Which famous artists’ house in Amsterdam has been converted to an art museum?
For an unforgettable glimpse into history, Rembrandt House is a must-visit. Home to the famous 17th century Dutch artist in 1672, it was converted into a museum in 1911 in order to preserve both his work and example of 17th century Dutch architecture.
Amsterdam’s street art scene is vibrant, offering visitors a range of ways to discover it – from squatting buildings to STRAAT, the largest street art museum worldwide. Situated at NDSM Wharf, STRAAT houses an expansive collection of large-scale murals created by international street artists.
No matter the style you prefer, Amsterdam’s parks are packed with captivating artwork that will keep visitors coming back for more! In Rembrandtpark, giant puppies peer over the bridge on Postjesweg while in Erasmuspark visitors are sure to delight in a marble polar bear sculpture.
Another popular sight is Jean-Michel Othoniel’s AIDS monument Living by Numbers, designed as a tribute to those affected by the disease and featuring an abacus made with hand-blown glass beads.

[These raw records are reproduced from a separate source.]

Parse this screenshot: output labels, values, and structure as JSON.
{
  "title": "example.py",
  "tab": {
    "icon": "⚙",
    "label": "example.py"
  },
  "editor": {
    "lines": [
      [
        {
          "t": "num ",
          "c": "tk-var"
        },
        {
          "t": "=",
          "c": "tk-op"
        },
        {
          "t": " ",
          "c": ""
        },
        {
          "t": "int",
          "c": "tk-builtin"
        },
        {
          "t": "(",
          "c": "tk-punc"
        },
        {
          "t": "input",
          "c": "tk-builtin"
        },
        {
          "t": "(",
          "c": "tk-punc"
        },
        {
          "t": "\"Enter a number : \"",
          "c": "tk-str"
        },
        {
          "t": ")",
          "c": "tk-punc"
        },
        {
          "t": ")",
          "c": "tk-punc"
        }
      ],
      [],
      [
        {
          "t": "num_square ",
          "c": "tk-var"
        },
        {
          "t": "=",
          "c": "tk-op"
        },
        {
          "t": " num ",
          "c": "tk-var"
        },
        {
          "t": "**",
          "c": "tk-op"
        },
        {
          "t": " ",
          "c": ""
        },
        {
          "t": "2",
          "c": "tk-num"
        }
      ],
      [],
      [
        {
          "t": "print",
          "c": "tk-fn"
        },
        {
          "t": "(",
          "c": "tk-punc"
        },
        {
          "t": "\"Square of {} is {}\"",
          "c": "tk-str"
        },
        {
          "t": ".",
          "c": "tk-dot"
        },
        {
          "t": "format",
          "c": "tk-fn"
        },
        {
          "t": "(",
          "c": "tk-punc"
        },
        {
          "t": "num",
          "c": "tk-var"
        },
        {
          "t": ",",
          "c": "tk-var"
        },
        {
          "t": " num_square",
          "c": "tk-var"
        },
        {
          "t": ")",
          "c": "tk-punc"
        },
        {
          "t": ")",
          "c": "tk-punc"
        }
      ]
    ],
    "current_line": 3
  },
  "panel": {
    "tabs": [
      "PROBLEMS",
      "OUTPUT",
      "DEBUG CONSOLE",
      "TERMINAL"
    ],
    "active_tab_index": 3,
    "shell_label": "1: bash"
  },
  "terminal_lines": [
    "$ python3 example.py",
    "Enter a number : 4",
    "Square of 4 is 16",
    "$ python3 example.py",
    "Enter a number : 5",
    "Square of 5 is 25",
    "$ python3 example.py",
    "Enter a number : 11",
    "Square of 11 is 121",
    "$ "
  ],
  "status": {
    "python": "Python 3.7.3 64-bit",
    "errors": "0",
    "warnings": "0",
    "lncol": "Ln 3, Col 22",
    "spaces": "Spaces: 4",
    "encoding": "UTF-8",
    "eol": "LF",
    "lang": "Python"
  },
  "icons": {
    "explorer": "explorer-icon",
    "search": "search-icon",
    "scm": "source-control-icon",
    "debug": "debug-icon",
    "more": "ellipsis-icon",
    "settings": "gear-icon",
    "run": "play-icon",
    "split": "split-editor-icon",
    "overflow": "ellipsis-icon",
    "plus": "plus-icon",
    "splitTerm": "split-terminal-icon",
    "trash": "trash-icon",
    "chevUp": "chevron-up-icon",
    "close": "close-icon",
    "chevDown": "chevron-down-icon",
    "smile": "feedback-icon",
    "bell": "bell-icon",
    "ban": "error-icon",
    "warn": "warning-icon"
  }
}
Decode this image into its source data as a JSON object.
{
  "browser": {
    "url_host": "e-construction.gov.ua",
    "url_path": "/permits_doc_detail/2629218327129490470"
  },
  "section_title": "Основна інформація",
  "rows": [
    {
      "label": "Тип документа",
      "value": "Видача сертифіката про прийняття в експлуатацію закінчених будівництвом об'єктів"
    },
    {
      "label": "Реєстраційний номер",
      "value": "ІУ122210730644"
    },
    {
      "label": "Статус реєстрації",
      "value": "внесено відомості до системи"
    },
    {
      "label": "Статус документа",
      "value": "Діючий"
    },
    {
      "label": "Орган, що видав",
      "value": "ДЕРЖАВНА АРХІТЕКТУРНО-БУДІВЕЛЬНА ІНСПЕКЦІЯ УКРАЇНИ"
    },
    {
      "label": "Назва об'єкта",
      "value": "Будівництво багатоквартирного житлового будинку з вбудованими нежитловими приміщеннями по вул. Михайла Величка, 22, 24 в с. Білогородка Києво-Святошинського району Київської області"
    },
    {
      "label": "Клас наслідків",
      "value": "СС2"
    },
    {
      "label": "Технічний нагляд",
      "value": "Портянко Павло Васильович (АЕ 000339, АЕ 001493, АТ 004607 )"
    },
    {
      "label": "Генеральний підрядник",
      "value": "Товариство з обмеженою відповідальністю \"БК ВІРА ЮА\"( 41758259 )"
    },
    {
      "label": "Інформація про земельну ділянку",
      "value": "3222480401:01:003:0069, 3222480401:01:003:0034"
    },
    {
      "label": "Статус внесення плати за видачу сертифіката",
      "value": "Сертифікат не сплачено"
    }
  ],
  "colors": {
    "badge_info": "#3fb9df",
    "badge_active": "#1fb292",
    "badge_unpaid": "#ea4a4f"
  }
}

In the city centre, there are a range of exhibition spaces offering cutting-edge artwork from international artists. Punt WG showcases multidisciplinary art exhibitions both as part of curatorial programs and as short solo shows by individual creators; PS is another experimental space that explores sociopolitical topics through experimental art practices.